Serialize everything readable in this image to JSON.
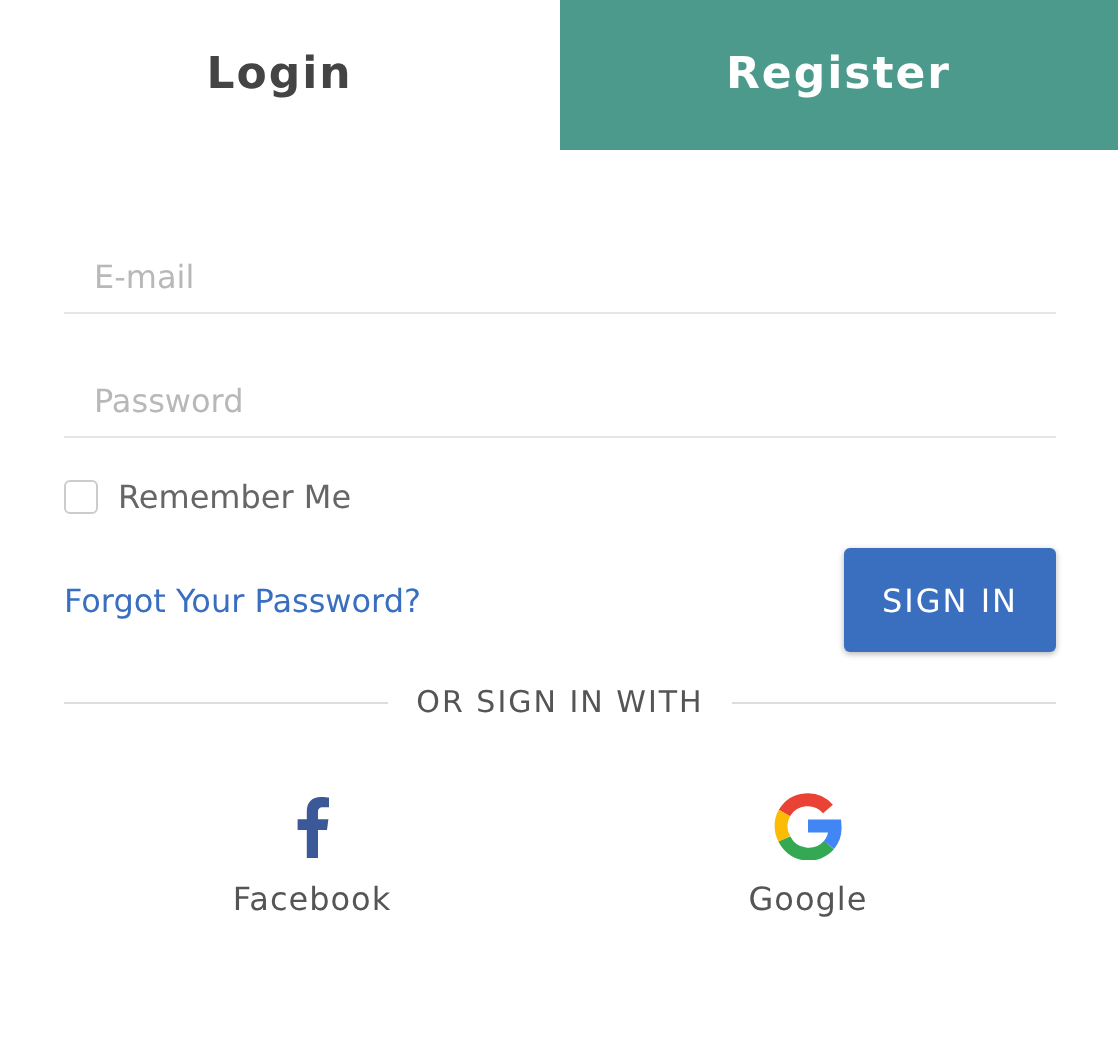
{
  "tabs": [
    {
      "label": "Login",
      "selected": true
    },
    {
      "label": "Register",
      "selected": false
    }
  ],
  "fields": [
    {
      "placeholder": "E-mail"
    },
    {
      "placeholder": "Password"
    }
  ],
  "remember": {
    "label": "Remember Me",
    "checked": false
  },
  "forgot_link": "Forgot Your Password?",
  "sign_in_button": "SIGN IN",
  "divider_text": "OR SIGN IN WITH",
  "social": [
    {
      "kind": "facebook",
      "label": "Facebook"
    },
    {
      "kind": "google",
      "label": "Google"
    }
  ]
}
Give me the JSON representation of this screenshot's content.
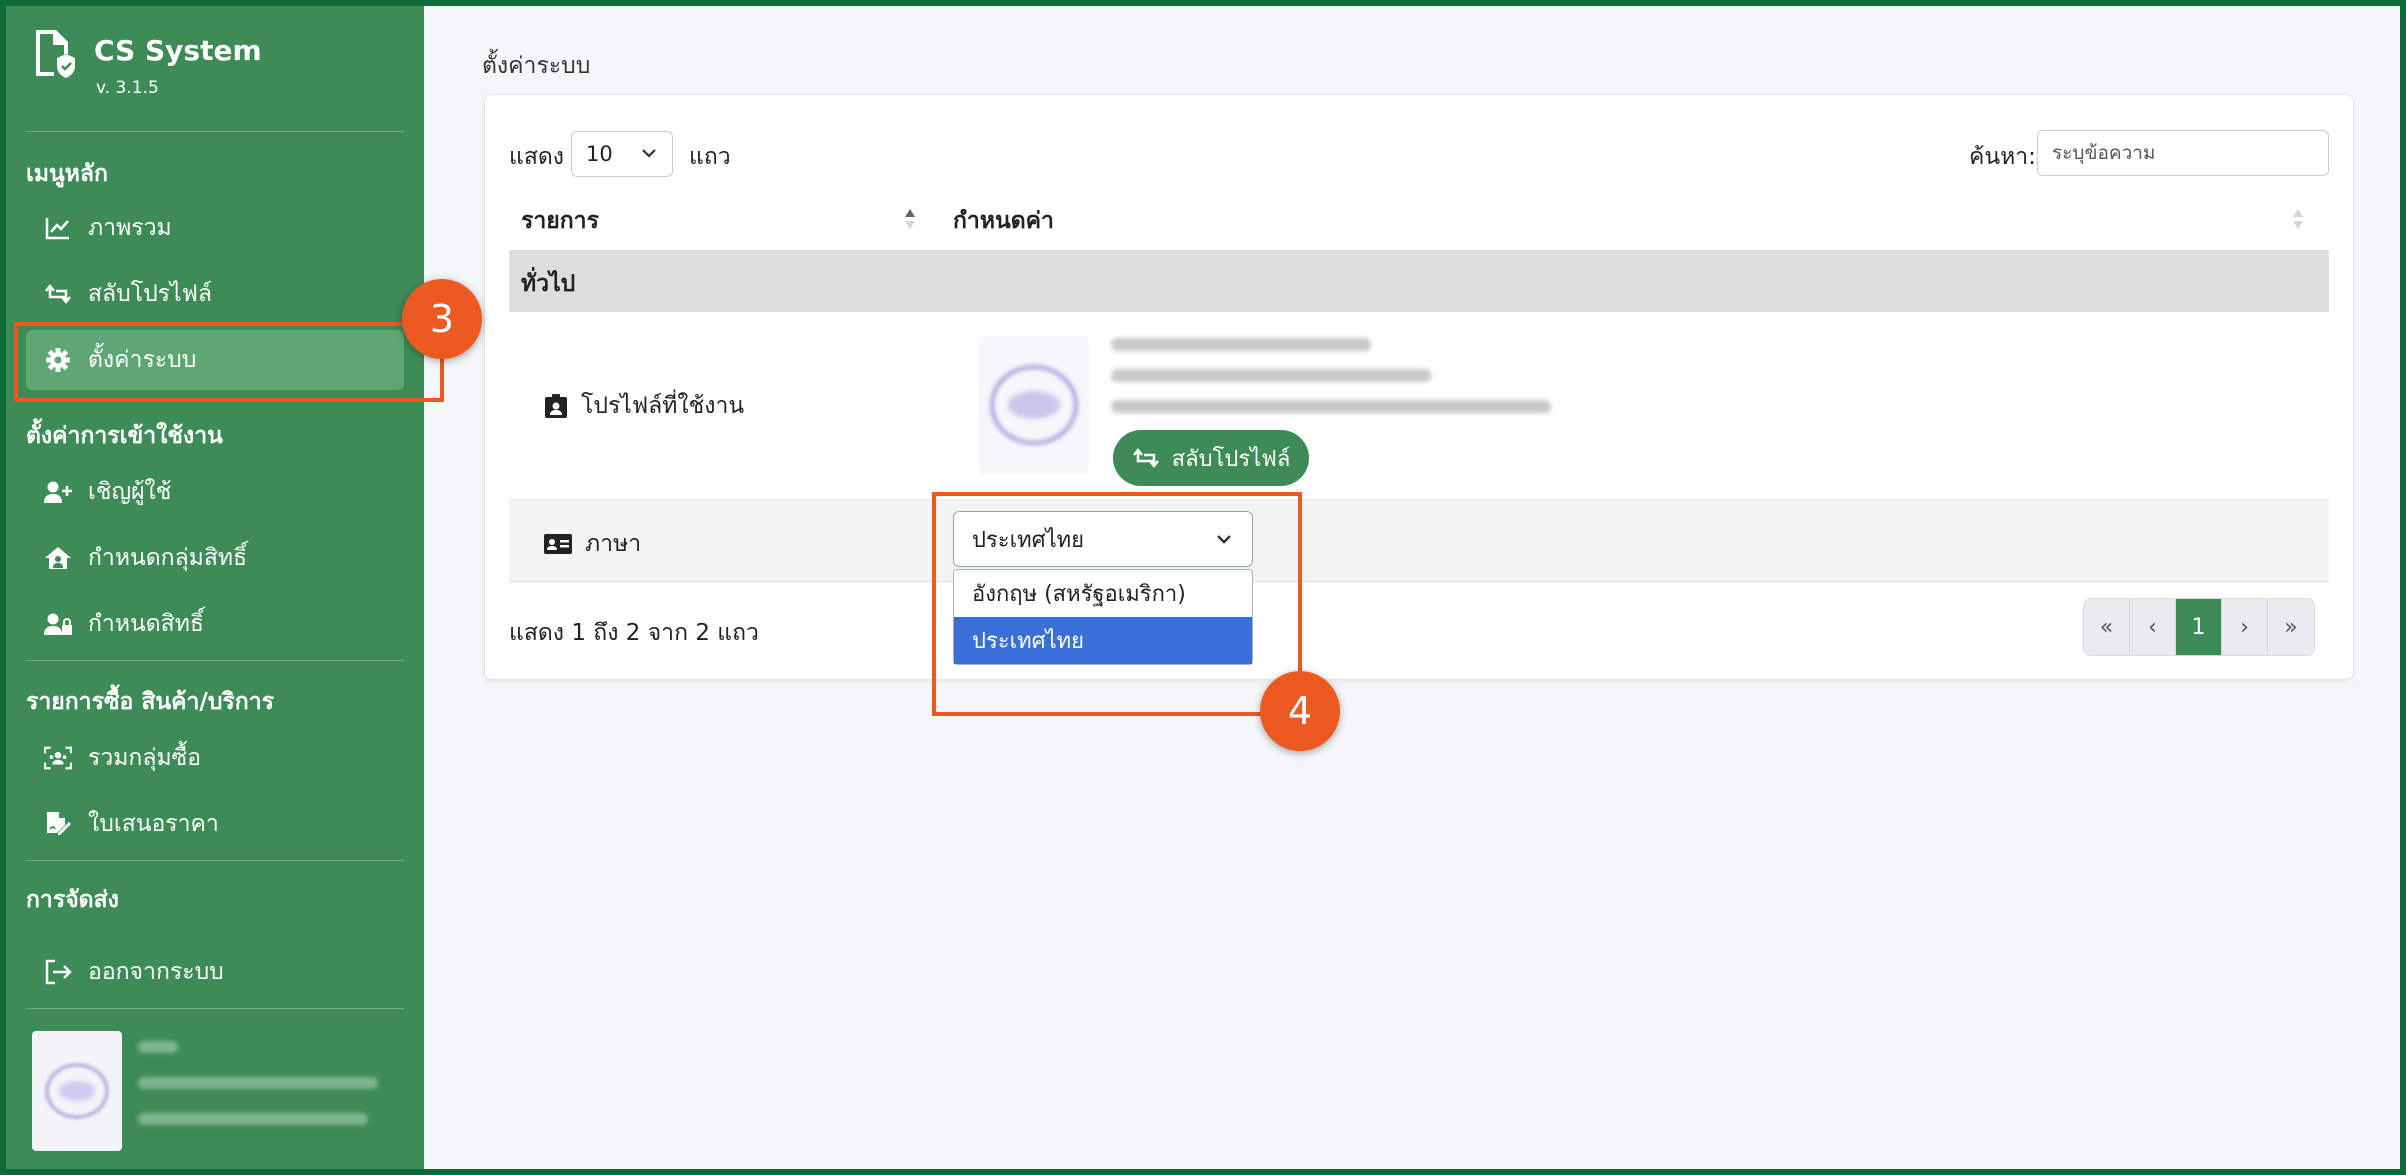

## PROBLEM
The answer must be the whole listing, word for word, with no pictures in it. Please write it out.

## RESPONSE TO THIS EXERCISE
Serialize everything readable in this image to JSON.
{
  "tabs": [
    {
      "label": "Login",
      "selected": true
    },
    {
      "label": "Register",
      "selected": false
    }
  ],
  "fields": [
    {
      "placeholder": "E-mail"
    },
    {
      "placeholder": "Password"
    }
  ],
  "remember": {
    "label": "Remember Me",
    "checked": false
  },
  "forgot_link": "Forgot Your Password?",
  "sign_in_button": "SIGN IN",
  "divider_text": "OR SIGN IN WITH",
  "social": [
    {
      "kind": "facebook",
      "label": "Facebook"
    },
    {
      "kind": "google",
      "label": "Google"
    }
  ]
}
Give me the JSON representation of this screenshot's content.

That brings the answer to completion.